(As amended Apr. 1, 1979, eff. Aug. 1, 1979; Mar. 10, 1986, eff. July 1, 1986; Apr. 30, 1991, eff. Dec. 1, 1991; Apr. 22, 1993, eff. Dec. 1, 1993; Apr. 24, 1998, eff. Dec. 1, 1998; Apr. 25, 2005, eff. Dec. 1, 2005.)
A majority of circuits now limit oral argument to thirty minutes for each side, with the provision that additional time may be made available upon request. The Committee is of the view that thirty minutes to each side is sufficient in most cases, but that where additional time is necessary it should be freely granted on a proper showing of cause therefor. It further feels that the matter of time should be left ultimately to each court of appeals, subject to the spirit of the rule that a reasonable time should be allowed for argument. The term “side” is used to indicate that the time allowed by the rule is afforded to opposing interests rather than to individual parties. Thus if multiple appellants or appellees have a common interest, they constitute only a single side. If counsel for multiple parties who constitute a single side feel that additional time is necessary, they may request it. In other particulars this rule follows the usual practice among the circuits. See 3d Cir. Rule 31; 6th Cir. Rule 20; 10th Cir. Rule 23.
The proposed amendment, patterned after the recommendations in the Report of the Commission on Revision of the Federal Court Appellate System, Structure and Internal Procedures: Recommendations for Change, 1975, created by Public Law 489 of the 92nd Cong. 2nd Sess., 86 Stat. 807, sets forth general principles and minimum standards to be observed in formulating any local rule.
The amendments to Rules 34(a) and (e) are technical. No substantive change is intended.
Subdivision (d). The amendment of subdivision (d) conforms this rule with the amendment of Rule 28(h).
Subdivision (c). The amendment deletes the requirement that the opening argument must include a fair statement of the case. The Committee proposed the change because in some circuits the court does not want appellants to give such statements. In those circuits, the rule is not followed and is misleading. Nevertheless, the Committee does not want the deletion of the requirement to indicate disapproval of the practice. Those circuits that desire a statement of the case may continue the practice.
The language of the rule is amended to make the rule more easily understood. In addition to changes made to improve the understanding, the Advisory Committee has changed language to make style and terminology consistent throughout the appellate rules. These changes are intended to be stylistic only. Substantive changes are made in subdivision (a). Subdivision (a). Currently subdivision (a) says that oral argument must be permitted unless, applying a local rule, a panel of three judges unanimously agrees that oral argument is not necessary. Rule 34 then outlines the criteria to be used to determine whether oral argument is needed and requires any local rule to “conform substantially” to the “minimum standard[s]” established in the national rule.

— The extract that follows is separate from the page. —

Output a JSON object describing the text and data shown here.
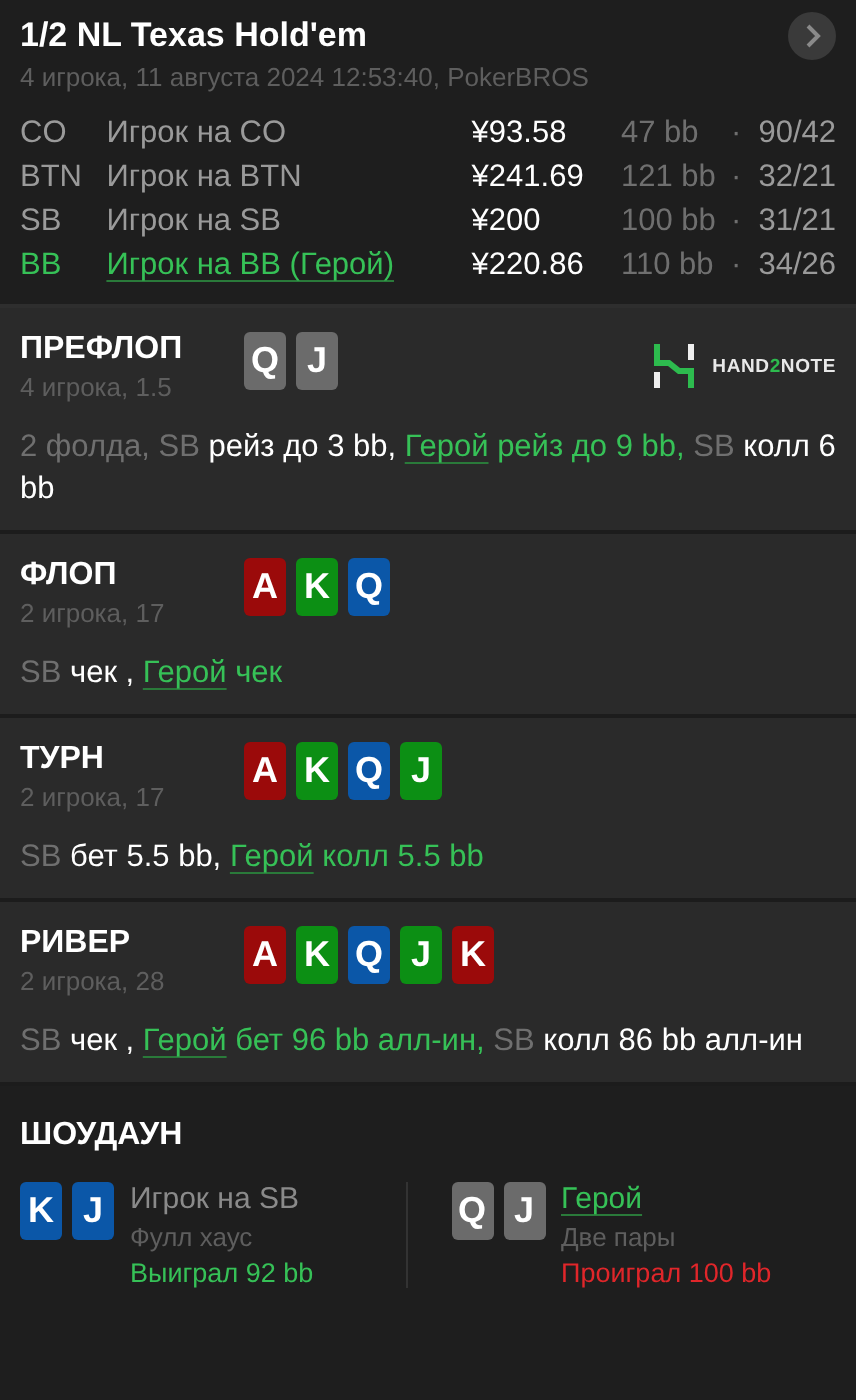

The amendments omit the local rule requirement and make the criteria applicable by force of the national rule. The local rule is an unnecessary instrument. Paragraph (a)(2) states that one reason for deciding that oral argument is unnecessary is that the dispositive issue has been authoritatively decided. The amended language no longer states that the issue must have been “recently” decided. The Advisory Committee does not intend any substantive change, but thinks that the use of “recently” may be misleading. Subdivision (d). A cross-reference to Rule 28(h) has been substituted for a reiteration of the provisions of Rule 28(h).
Subdivision (d). A cross-reference in subdivision (d) has been changed to reflect the fact that, as part of an effort to collect within one rule all provisions regarding briefing in cases involving cross-appeals, former Rule 28(h) has been abrogated and its contents moved to new Rule 28.1(b).